However D24 is silent with respect to the content of residual ligand in the resulting polymer, odour or food use.

4.5.3 The emphasis of D3, D20 and D24 is thus on process efficiency or other process related aspects.

None of those documents addresses the question of ligand residue, odour or suitability of the resulting polymers for food use. There is no indication in any of D3, D20 or D24 that would lead the skilled person to expect that adopting the process conditions of one of these in combination with the process of D10 would result in a process that would yield polyolefins with improved odour or better suitability for food use as compared to those reported in D10. Consequently there would be no reason for the skilled person seeking to solve the problem of improving the process of D10 to produce polymers of lower odour, to consult any of those documents.

4.5.4 Consequently the subject-matter claimed does not emerge in an obvious manner from the state of the art.

4.6 Regarding the "bonus effect" argument of the respondents, it is recalled that this construct applies to the situation where, when something in the terms of the claims would be obvious, any further effect - even if unexpected - would merely be an inevitable outcome of this obvious modification and hence not appropriate to support an inventive step.

As explained in section 4.5 above, the solution to the problem underlying the patent in suit, i.e. the process conditions employed to prepare the olefinic polymer, does not emerge in an obvious manner from the further documents cited. Although, as shown by D3, D20 and D24 it is known to employ e.g. isopentane in the reactor in olefin polymerisation processes, this is in the context of optimising the conduct of the process, e.g. reactor stability (D3, D24). Insofar as advantages with respect to the product are reported, these do not relate to odour either explicitly or implicitly (D20). The conclusion is that in the light of the problem as set out in the patent in suit there is no incentive to apply the process conditions known from D3, D20 or D24 to the process of D10. Consequently the demonstrated improvement in odour does not constitute a "bonus effect" as set out in the case law.

4.7 Regarding the question of the pellet steaming step it is correct, as argued by the respondents, that the data of the patent in suit permit no assessment of the effect or necessity of this. There are no examples that perform only powder steaming but no pellet steaming, notwithstanding that the claim does not require pellet steaming. However the respondents themselves have advanced no evidence to support their position that pellet steaming is essential. By reference to the examples of D10, in particular examples 1 and 2 and comparative example 1, it can be seen that omitting the powder steaming step of duration 3 minutes results in a quantity of residual ligand of 10ppb and the worst possible odour assessment (comparative example 1). Example 1 employs both powder and pellet steaming and yields a product with 1 ppb residual ligand and the best possible odour assessment. Example 2 performs powder steaming but omits the pellet steaming step. There is no change in the content of residual ligand, this remaining at not more than 1 ppb and only a minor worsening in odour of one grade i.e. to the second best of the five levels.
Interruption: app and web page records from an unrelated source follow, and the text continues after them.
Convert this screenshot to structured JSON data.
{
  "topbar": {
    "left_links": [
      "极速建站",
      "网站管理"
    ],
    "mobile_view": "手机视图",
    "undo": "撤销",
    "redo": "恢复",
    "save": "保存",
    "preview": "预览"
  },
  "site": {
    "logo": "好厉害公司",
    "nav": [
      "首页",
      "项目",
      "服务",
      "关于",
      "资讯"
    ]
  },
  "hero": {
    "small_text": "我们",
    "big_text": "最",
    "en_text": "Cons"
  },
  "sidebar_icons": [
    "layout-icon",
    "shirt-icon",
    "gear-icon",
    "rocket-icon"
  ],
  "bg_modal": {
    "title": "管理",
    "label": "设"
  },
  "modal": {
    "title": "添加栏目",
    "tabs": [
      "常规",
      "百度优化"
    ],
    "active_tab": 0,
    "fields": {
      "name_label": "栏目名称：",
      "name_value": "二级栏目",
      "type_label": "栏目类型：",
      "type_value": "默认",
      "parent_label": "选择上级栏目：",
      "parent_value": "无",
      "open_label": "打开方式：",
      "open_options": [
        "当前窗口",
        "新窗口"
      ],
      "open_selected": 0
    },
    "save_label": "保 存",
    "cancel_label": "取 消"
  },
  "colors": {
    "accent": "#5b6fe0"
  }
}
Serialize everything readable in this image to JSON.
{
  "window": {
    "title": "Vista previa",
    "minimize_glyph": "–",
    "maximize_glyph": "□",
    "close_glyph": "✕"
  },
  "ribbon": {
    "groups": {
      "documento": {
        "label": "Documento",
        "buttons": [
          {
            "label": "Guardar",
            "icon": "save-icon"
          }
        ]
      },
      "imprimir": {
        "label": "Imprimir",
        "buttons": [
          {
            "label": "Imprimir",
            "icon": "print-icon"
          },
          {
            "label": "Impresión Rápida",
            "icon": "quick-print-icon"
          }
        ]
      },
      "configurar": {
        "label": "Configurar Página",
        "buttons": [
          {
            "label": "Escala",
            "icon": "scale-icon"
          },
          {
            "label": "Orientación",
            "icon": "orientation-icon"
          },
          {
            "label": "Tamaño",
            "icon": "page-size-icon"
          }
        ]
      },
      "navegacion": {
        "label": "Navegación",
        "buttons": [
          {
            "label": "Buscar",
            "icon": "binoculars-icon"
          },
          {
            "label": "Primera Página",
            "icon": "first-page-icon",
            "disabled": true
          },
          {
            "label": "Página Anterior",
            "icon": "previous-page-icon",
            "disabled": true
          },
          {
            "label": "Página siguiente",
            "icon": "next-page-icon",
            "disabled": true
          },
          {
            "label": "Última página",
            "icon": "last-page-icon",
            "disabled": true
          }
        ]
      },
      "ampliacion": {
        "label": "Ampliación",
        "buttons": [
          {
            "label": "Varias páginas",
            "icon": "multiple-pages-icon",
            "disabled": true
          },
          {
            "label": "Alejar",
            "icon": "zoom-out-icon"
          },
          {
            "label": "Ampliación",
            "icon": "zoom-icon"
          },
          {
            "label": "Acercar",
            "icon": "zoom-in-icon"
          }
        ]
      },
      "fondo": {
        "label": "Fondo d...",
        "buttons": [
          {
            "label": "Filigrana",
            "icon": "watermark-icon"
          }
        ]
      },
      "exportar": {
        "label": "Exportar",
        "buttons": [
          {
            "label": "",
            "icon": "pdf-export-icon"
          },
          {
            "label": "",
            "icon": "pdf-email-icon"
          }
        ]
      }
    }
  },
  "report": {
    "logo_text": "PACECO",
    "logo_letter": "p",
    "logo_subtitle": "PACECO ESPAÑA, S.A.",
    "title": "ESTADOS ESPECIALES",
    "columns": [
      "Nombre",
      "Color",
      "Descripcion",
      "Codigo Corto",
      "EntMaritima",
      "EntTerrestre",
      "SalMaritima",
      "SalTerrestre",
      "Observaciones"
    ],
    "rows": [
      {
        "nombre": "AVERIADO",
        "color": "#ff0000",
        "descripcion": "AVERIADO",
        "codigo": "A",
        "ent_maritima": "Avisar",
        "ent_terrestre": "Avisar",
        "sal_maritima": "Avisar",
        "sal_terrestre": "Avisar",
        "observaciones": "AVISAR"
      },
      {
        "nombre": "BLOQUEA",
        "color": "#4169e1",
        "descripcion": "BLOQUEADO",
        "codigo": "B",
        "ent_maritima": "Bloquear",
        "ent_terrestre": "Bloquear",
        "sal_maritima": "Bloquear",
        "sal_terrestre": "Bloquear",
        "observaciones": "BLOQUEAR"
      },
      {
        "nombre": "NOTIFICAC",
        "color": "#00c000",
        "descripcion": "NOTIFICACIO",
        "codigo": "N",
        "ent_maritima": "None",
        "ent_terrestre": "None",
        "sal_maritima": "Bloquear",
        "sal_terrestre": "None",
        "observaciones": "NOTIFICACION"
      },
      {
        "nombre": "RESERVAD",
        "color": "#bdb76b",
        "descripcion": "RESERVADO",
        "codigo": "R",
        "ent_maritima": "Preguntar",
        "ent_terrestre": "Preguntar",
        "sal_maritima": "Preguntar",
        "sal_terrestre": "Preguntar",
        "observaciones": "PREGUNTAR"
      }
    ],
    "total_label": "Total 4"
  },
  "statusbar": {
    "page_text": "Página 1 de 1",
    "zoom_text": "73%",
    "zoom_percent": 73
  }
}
Based on the evidence provided by the examples of D10 it can be concluded that pellet steaming is not essential to achieve the technical effect of reduction of residual ligand and odour identified above but provides merely an optimisation, or in the words of the appellant a "polishing" of the product obtained.

Consequently the absence of a step of pellet steaming from the claim does not give grounds to revise or invalidate the above assessment in respect of inventive step.

Order

For these reasons it is decided that:

1. The decision under appeal is set aside.

2. The case is remitted to the department of first instance with the order to maintain the patent in amended form on the basis of the request (claims 1 to 5) filed with the statement setting out the grounds of appeal of 26 November 2010 and after any necessary consequential amendment of the description.

Quick Navigation